**Source information**
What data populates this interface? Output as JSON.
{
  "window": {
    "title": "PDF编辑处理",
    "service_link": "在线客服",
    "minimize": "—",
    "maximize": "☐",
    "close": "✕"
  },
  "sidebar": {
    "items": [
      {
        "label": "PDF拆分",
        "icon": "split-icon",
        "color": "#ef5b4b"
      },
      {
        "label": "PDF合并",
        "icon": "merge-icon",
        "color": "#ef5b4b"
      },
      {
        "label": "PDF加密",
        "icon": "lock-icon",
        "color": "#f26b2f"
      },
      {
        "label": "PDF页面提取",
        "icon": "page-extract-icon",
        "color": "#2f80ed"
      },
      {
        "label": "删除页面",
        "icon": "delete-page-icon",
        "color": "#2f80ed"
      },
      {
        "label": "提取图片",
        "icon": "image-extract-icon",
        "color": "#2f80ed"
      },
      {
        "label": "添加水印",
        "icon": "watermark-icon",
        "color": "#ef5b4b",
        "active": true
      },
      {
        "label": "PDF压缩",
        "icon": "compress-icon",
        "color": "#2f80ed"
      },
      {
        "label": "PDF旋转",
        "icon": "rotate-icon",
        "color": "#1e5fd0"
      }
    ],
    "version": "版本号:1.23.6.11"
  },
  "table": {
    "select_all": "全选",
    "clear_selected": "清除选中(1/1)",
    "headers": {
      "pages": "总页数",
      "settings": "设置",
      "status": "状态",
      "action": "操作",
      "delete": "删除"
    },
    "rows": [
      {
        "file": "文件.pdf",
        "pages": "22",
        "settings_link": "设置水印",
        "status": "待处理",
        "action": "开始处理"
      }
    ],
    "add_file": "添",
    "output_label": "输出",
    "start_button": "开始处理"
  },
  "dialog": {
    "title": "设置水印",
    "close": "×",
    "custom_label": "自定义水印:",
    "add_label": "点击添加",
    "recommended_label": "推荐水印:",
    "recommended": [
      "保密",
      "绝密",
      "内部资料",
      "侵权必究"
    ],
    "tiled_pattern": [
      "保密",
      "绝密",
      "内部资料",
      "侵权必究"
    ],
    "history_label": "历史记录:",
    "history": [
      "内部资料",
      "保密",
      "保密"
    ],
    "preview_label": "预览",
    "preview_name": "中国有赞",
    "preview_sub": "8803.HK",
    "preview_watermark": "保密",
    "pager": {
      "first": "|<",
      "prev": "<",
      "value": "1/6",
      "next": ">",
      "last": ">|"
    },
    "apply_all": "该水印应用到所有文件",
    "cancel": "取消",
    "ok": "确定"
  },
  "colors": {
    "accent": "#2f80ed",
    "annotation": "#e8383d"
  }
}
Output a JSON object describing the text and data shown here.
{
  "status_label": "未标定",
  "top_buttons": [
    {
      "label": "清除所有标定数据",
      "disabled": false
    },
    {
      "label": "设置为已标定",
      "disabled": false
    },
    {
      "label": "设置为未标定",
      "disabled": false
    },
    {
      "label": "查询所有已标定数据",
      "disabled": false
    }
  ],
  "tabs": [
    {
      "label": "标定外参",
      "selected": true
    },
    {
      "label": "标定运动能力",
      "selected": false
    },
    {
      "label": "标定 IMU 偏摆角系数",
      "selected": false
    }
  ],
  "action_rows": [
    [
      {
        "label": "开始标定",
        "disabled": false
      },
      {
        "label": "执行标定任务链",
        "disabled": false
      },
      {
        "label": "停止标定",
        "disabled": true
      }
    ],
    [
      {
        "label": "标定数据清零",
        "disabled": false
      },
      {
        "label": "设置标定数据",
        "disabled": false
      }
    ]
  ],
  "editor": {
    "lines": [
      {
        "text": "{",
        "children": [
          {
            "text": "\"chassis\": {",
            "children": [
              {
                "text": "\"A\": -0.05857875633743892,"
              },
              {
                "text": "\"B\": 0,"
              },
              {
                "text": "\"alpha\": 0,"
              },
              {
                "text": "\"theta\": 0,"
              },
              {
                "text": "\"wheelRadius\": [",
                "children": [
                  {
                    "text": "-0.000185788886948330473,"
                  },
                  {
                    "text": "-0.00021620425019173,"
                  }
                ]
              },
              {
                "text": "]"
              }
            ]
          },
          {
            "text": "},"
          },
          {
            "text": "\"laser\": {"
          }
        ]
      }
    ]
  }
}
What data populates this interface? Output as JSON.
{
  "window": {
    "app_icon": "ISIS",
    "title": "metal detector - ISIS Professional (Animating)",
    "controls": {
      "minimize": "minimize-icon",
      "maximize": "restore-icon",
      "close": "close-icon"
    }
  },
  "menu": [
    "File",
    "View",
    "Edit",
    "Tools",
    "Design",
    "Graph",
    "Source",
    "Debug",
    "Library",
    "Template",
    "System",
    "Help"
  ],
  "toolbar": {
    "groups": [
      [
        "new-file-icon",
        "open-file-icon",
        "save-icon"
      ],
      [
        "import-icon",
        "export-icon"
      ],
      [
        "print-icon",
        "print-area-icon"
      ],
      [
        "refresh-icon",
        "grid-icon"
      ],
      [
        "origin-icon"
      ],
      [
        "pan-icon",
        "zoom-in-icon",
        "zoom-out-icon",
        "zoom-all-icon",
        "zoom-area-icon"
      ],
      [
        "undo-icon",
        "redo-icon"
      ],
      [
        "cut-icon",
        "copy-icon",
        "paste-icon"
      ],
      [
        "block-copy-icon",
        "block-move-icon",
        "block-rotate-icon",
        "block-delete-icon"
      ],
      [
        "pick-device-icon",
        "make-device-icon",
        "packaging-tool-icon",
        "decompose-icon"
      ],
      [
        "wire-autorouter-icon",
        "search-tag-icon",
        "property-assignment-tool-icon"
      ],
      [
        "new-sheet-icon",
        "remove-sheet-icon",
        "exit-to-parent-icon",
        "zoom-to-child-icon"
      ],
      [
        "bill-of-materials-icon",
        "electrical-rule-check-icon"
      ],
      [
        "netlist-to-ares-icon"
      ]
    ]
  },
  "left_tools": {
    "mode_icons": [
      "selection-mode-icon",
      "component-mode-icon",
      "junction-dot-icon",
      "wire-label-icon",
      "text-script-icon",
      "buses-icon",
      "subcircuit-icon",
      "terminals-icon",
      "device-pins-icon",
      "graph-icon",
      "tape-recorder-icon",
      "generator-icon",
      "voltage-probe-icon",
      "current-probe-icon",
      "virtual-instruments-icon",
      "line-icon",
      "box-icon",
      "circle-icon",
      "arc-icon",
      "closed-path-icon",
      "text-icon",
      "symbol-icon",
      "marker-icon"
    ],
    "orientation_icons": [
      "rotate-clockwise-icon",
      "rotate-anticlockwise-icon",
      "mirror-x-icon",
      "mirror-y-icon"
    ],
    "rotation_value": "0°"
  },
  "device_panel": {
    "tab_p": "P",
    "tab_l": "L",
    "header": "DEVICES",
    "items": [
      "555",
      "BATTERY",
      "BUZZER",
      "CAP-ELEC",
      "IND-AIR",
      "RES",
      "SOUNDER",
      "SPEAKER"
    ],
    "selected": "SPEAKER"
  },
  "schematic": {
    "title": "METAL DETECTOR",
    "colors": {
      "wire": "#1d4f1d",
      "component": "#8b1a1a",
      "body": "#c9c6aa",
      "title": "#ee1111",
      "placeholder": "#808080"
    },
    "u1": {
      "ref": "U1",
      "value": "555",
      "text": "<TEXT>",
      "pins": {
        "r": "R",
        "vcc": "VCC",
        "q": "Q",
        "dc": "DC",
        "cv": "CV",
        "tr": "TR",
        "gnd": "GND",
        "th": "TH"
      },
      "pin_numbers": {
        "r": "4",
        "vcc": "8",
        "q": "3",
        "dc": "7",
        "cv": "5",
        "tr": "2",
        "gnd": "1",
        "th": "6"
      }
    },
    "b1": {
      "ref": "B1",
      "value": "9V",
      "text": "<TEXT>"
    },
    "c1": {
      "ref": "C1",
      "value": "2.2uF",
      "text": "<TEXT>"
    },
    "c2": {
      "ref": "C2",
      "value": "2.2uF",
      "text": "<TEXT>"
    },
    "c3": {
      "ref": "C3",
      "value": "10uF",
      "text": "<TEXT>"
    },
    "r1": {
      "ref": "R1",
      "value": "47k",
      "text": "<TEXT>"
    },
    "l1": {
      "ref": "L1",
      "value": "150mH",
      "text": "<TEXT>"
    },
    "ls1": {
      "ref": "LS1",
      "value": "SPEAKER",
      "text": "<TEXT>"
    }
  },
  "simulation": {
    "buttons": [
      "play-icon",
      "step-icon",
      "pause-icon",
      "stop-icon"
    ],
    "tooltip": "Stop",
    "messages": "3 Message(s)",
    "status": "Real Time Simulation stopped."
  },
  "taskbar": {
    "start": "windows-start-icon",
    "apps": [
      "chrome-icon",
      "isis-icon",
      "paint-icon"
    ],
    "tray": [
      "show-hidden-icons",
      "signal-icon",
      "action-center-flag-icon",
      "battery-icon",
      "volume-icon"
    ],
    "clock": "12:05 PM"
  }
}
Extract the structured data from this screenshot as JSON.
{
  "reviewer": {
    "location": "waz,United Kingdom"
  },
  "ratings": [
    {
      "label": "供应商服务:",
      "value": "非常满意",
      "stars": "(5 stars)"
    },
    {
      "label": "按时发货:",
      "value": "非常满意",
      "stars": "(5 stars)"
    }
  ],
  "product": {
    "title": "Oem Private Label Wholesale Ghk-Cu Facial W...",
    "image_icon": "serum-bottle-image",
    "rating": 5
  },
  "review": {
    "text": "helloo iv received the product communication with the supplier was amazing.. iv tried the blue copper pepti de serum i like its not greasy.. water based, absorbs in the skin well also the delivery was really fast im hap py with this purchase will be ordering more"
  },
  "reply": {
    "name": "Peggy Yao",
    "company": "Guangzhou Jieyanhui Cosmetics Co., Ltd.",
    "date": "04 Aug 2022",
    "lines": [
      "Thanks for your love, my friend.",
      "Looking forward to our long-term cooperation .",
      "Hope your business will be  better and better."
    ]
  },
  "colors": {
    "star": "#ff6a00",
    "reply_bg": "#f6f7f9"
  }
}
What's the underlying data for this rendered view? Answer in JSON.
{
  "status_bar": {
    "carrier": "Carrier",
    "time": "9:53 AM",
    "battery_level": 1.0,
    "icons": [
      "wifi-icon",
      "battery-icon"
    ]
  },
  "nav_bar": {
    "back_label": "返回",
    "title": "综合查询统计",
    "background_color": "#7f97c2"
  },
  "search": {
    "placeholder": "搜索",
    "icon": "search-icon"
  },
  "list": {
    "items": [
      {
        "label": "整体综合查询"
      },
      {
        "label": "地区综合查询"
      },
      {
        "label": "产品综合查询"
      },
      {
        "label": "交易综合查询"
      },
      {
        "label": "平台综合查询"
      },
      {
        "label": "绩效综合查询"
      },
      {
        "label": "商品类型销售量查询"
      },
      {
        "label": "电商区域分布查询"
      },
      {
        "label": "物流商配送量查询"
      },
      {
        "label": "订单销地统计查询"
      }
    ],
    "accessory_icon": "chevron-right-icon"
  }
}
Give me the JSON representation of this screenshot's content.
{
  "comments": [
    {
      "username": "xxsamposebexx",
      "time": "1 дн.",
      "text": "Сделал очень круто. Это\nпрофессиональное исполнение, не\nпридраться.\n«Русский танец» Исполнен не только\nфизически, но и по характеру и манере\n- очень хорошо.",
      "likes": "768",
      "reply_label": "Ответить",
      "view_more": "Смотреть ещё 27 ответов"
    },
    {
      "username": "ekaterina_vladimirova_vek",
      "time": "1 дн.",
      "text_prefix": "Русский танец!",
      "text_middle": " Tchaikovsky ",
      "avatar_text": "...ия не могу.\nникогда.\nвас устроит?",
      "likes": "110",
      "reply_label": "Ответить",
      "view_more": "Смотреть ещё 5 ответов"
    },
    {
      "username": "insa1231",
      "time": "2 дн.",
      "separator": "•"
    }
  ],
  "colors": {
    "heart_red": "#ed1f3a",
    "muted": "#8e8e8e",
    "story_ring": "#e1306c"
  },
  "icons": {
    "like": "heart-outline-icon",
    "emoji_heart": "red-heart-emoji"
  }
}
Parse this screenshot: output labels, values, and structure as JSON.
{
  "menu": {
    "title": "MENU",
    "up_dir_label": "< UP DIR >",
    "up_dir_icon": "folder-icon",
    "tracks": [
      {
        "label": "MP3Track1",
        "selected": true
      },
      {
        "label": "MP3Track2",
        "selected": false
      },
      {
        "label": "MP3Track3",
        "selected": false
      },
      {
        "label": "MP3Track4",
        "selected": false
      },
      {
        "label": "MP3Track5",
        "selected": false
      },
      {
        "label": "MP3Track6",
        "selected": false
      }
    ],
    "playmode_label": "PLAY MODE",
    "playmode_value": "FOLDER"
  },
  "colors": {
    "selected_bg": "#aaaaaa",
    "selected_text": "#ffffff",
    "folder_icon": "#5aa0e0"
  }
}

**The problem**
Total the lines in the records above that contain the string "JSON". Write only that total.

**Answer to the exercise**
7